------ Data provided

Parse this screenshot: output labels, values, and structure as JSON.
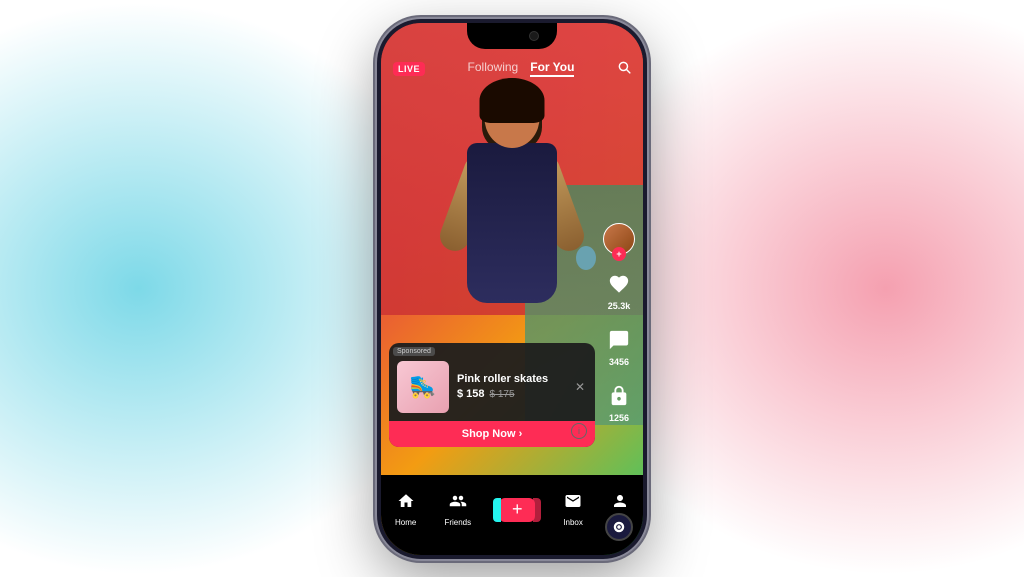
{
  "background": {
    "blue_color": "#7dd9e8",
    "pink_color": "#f5a0b0"
  },
  "phone": {
    "top_bar": {
      "live_badge": "LIVE",
      "following_tab": "Following",
      "for_you_tab": "For You",
      "active_tab": "For You"
    },
    "side_actions": {
      "like_count": "25.3k",
      "comment_count": "3456",
      "share_count": "1256",
      "follow_plus": "+"
    },
    "product_card": {
      "sponsored_label": "Sponsored",
      "product_name": "Pink roller skates",
      "price_current": "$ 158",
      "price_original": "$ 175",
      "shop_btn_label": "Shop Now",
      "shop_btn_arrow": "›",
      "close_label": "✕",
      "info_label": "i"
    },
    "bottom_nav": {
      "home_label": "Home",
      "friends_label": "Friends",
      "add_label": "+",
      "inbox_label": "Inbox",
      "me_label": "Me"
    }
  }
}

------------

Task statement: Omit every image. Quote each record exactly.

Exercise answer:
Parse this screenshot: output labels, values, and structure as JSON.
{
  "background": {
    "blue_color": "#7dd9e8",
    "pink_color": "#f5a0b0"
  },
  "phone": {
    "top_bar": {
      "live_badge": "LIVE",
      "following_tab": "Following",
      "for_you_tab": "For You",
      "active_tab": "For You"
    },
    "side_actions": {
      "like_count": "25.3k",
      "comment_count": "3456",
      "share_count": "1256",
      "follow_plus": "+"
    },
    "product_card": {
      "sponsored_label": "Sponsored",
      "product_name": "Pink roller skates",
      "price_current": "$ 158",
      "price_original": "$ 175",
      "shop_btn_label": "Shop Now",
      "shop_btn_arrow": "›",
      "close_label": "✕",
      "info_label": "i"
    },
    "bottom_nav": {
      "home_label": "Home",
      "friends_label": "Friends",
      "add_label": "+",
      "inbox_label": "Inbox",
      "me_label": "Me"
    }
  }
}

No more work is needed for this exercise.